“I was really beating up on all the boys,” Pili said. “So they really couldn’t say nothing to me.”
While Pili was roughing up boys on the football field and wrestling mat, she was also honing her basketball skills. She was a little raw at first, barreling down the court and running into the occasional opposing player because she didn’t look up while dribbling.
But eventually, Pili ended up on travel teams and earned the reputation as one of the best players Alaska had to offer. By the time she graduated school, she was a well-oiled machine who won three Gatorade Player of the Year Awards for her state and earned the Pride of Alaska award from the Alaska Sports Hall of Fame.
Oh, and she won four state titles in volleyball and shot put, and two in discus.
Thriving at Utah
Pili was recently named second-team All-America by the Associated Press and the United States Basketball Writers Association. Those accolades, along with the one from the Pac-12, hold significance because before transferring to Utah from USC, Pili had lost her joy for the game amid dealing with injuries, a coaching change and family tragedy.
Brandon Pili said that in 2021, their family lost three members in the span of just one year. One of them was a cousin the same age as Pili, and the two grew up together and became like sisters. That was the same year Pili struggled at USC.
“That really, I think, matured her a lot to really just cherish life and make the most out of every opportunity you get because you never know what can happen,” Brandon Pili said.
When she transferred to Utah, Pili had a mission: get in the best shape of her life. She changed her diet and started asking for extra conditioning work even though conditioning was her “worst nightmare.” She built a connection with Lindsey Kirschman, Utah’s director of sports performance for women’s basketball.
“I’ve learned a lot from her and she’s helped me definitely just change my mindset into wanting better for myself and just having to strengthen and discipline to do so,” Pili said of Kirschman.
In all, Pili has learned to be more comfortable with being uncomfortable.
“I’ve realized more and more that I have to put myself in situations and positions that I know would make me uncomfortable, but it’s also going to make me better,” Pili said. “At the end of the day, I think that’s why I’ve just strived so much over here is just that having that realization and a willingness to do that and to make changes and things like that.”
Utes coach Lynne Roberts said it seemed like her star player felt she wasn’t living up to her potential while at USC. The Pac-12 Coach of the Year has marveled at Pili’s growth this season.
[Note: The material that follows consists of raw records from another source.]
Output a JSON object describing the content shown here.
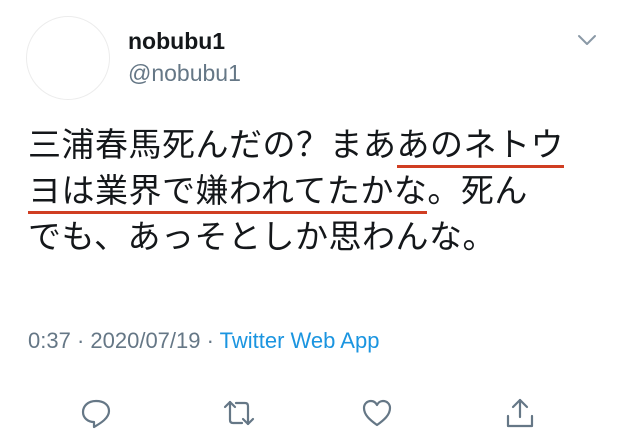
{
  "user": {
    "display_name": "nobubu1",
    "handle": "@nobubu1"
  },
  "tweet": {
    "line1_a": "三浦春馬死んだの？まあ",
    "line1_b": "あのネトウ",
    "line2_a": "ヨは業界で嫌われてたかな",
    "line2_b": "。死ん",
    "line3": "でも、あっそとしか思わんな。"
  },
  "meta": {
    "time": "0:37",
    "sep1": " · ",
    "date": "2020/07/19",
    "sep2": " · ",
    "source": "Twitter Web App"
  },
  "colors": {
    "text": "#14171a",
    "secondary": "#657786",
    "link": "#1b95e0",
    "underline": "#d03e22"
  },
  "icons": {
    "reply": "reply-icon",
    "retweet": "retweet-icon",
    "like": "heart-icon",
    "share": "share-icon",
    "caret": "chevron-down-icon"
  }
}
“Those daily choices of how you’re eating, how you’re training, how you’re recovering, how you’re living off the court have been the difference for her,” Robert said. “And her discipline … has been incredible — I’m just so proud of her.”
Learning from football and wrestling
Pili’s main sport has been basketball for several years now. But she hasn’t forgotten how football and wrestling has helped on the hardwood. The main takeaways, she said, are being able to use her body and strength to get around a defender. This helps her when boxing out on rebounds.
More broadly, though, Pili discovered self-reliance through competing in sports young girls usually avoid.
“I think I just learned how tough I can be and kind of just proving to myself that I could dominate whether it’s boys or girls,” Pili said. “I think that really just showed me how strong I was as an athlete and just as a person.”
Young said when she was growing up, she wanted to play football. So the fact that Pili actually did that and excelled at it is an inspiration to her, she said.
“As a girl, I feel like, especially in those areas, like when you’re like 12 or 11, you wouldn’t want to be around guys or you’ll be nervous or timid to do that,” Young said. “But she wasn’t.”
Pili might still have some football player and wrestler in her. Roberts said the team’s male practice players have a “holy crap” look in their eyes when Pili boxes out or posts them up.
“She would have made a heck of a football player,” Roberts said.